At Net Optics, we take a lot of pride in our customer first! attitude. For us it is a way of living. Our Customer Service team works with all of the departments within Net Optics to provide our customers with first class service and innovative technology.
We focus on building a strong, working relationship with customers so that we can guarantee your experience with the Net Optics family will be positive and productive from the first inquiry to following up after your order is shipped. So when I read this Harvard Business Review article I felt immediately connected and had to share it with our customer service and sales team. When William Taylor writes that “success … is about passion, emotion, identity — sharing your values” , “more than just price, quality, reliability — pure economic value.” I get it.

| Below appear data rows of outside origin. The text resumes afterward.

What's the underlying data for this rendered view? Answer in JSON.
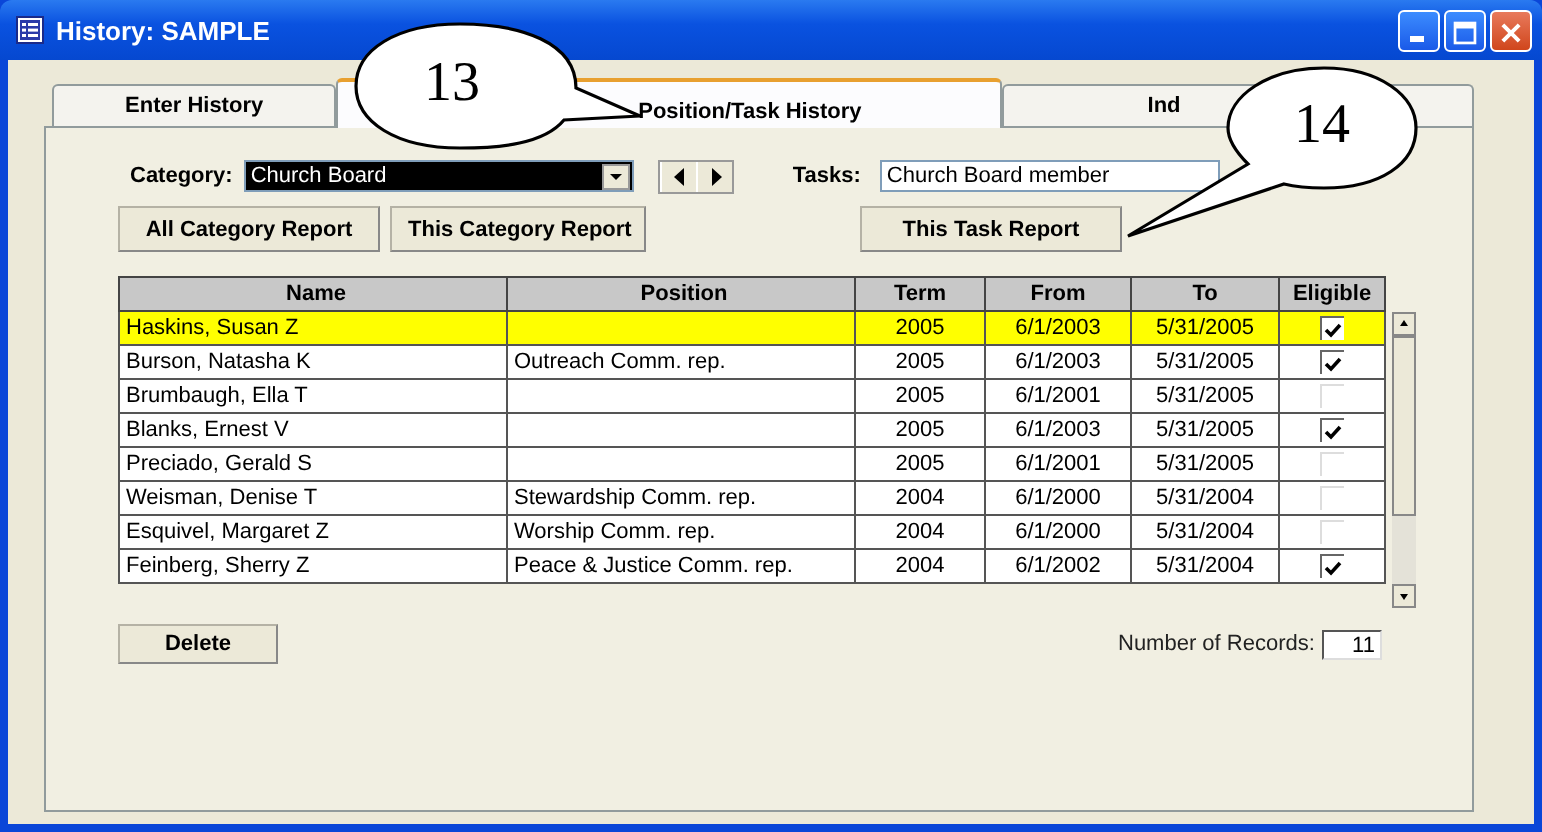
{
  "window": {
    "title": "History: SAMPLE"
  },
  "tabs": [
    {
      "label": "Enter History",
      "selected": false
    },
    {
      "label": "Position/Task History",
      "selected": true
    },
    {
      "label": "Ind",
      "selected": false
    }
  ],
  "callouts": [
    {
      "label": "13"
    },
    {
      "label": "14"
    }
  ],
  "category": {
    "label": "Category:",
    "value": "Church Board"
  },
  "tasks": {
    "label": "Tasks:",
    "value": "Church Board member"
  },
  "report_buttons": [
    "All Category Report",
    "This Category Report",
    "This Task Report"
  ],
  "table": {
    "columns": [
      "Name",
      "Position",
      "Term",
      "From",
      "To",
      "Eligible"
    ],
    "rows": [
      {
        "name": "Haskins, Susan Z",
        "position": "",
        "term": "2005",
        "from": "6/1/2003",
        "to": "5/31/2005",
        "eligible": true,
        "selected": true
      },
      {
        "name": "Burson, Natasha K",
        "position": "Outreach Comm. rep.",
        "term": "2005",
        "from": "6/1/2003",
        "to": "5/31/2005",
        "eligible": true,
        "selected": false
      },
      {
        "name": "Brumbaugh, Ella T",
        "position": "",
        "term": "2005",
        "from": "6/1/2001",
        "to": "5/31/2005",
        "eligible": false,
        "selected": false
      },
      {
        "name": "Blanks, Ernest V",
        "position": "",
        "term": "2005",
        "from": "6/1/2003",
        "to": "5/31/2005",
        "eligible": true,
        "selected": false
      },
      {
        "name": "Preciado, Gerald S",
        "position": "",
        "term": "2005",
        "from": "6/1/2001",
        "to": "5/31/2005",
        "eligible": false,
        "selected": false
      },
      {
        "name": "Weisman, Denise T",
        "position": "Stewardship Comm. rep.",
        "term": "2004",
        "from": "6/1/2000",
        "to": "5/31/2004",
        "eligible": false,
        "selected": false
      },
      {
        "name": "Esquivel, Margaret Z",
        "position": "Worship Comm. rep.",
        "term": "2004",
        "from": "6/1/2000",
        "to": "5/31/2004",
        "eligible": false,
        "selected": false
      },
      {
        "name": "Feinberg, Sherry Z",
        "position": "Peace & Justice Comm. rep.",
        "term": "2004",
        "from": "6/1/2002",
        "to": "5/31/2004",
        "eligible": true,
        "selected": false
      }
    ]
  },
  "delete_button": "Delete",
  "records": {
    "label": "Number of Records:",
    "value": "11"
  }
}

WE get it. Here is what one of our sales executives wrote me after I sent him the link:
Thanks for sharing this insightful little “truth” in the HBR. I have always believed that investing in “relationships” is at the heart of any successful endeavor, especially a solid business. The challenge as stated in the article is this idea of needing to “balance one against the other” in order to achieve the overall business objective. To believe that “success” necessitates some kind of trade off with “kindness” does not have to be the principle by which a company or its employees are motivated to achieve or perform. Although, it is obvious that what is practiced often drifts from what is believed on a such a fundamental level. It should not be perceived this way. If asked, our colleagues would openly protest and disagree with the idea that in order to be successful it means sacrificing the influence of kindness in the process of doing business. At some level this just does not sit well with the expectations of how people desire to be treated. People would agree both components, kindness and success, are interconnected in every good business relationship.

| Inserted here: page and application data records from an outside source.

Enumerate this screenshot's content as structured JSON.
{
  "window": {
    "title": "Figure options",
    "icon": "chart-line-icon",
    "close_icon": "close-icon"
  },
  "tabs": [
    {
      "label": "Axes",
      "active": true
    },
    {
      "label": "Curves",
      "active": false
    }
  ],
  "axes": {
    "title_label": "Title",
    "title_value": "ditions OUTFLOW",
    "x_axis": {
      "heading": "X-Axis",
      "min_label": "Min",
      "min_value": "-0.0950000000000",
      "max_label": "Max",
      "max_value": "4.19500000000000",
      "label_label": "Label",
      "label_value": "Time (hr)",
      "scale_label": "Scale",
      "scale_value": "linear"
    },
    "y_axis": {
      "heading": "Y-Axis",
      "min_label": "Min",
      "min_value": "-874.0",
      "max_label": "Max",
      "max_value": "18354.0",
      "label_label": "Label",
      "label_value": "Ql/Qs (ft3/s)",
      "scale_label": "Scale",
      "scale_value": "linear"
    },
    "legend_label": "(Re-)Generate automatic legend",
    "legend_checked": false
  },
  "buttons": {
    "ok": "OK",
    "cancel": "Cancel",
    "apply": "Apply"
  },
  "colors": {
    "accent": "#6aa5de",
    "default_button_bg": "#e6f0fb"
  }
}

The question that is being asked by the article is better expressed as, “why if kindness is so important in business interactions that it is regularly sacrificed?” even though this ultimately puts the long term success of the business in jeopardy. And to this point, there are multiple reasons to address the “why” but at its core there are a couple that surface first. Expedience dictates the drift from belief to practice. The value of enduring loyal customer relationships has eroded in this fast paced, point and click responsive world to the degree that no one is looking beyond the present or near term business objectives to address the impact of today’s behavior on tomorrow’s opportunities. The pressure around present performance has minimized long term strategic planning. This is compounded by the uncertainty of the future and the immediacy of multiple options in a competitive market place. Unfortunately, kindness is overlooked as a key differentiator when looking at multiple companies which at first glance appear to be identical on the outside when it comes to the business solutions they provide.
Secondly, such emphasis is placed on the business objective at hand that sacrificing a little kindness in the relationships involved some how gets labeled as secondary in importance on the priority scale. Executing gains in a strategic battle does not guarantee ultimate victory. Battles are crucial but the ultimate goal is to win the war. This over emphasis on the process and appropriately addressing the methodology towards success in order to provide evidence that one is doing the right things often gets in the way of doing what is right. Employees who think of themselves simply as employees and not business owners who feel as though they have a vested interest in shaping the way business is done in their interactions with clients; makes for an environment where the process wins out over the person. Kindness is more than just a long term play. It must genuinely be part of the business environment. The idea of “Customer First” is more than just good business sense. It is a strategic reminder of how to practice kindness at each step in the business process. It is also a fundamental that must influence each turn of the rudder steering the company to it ultimate destination, success. If kindness is left behind, success at some degree is also sacrificed.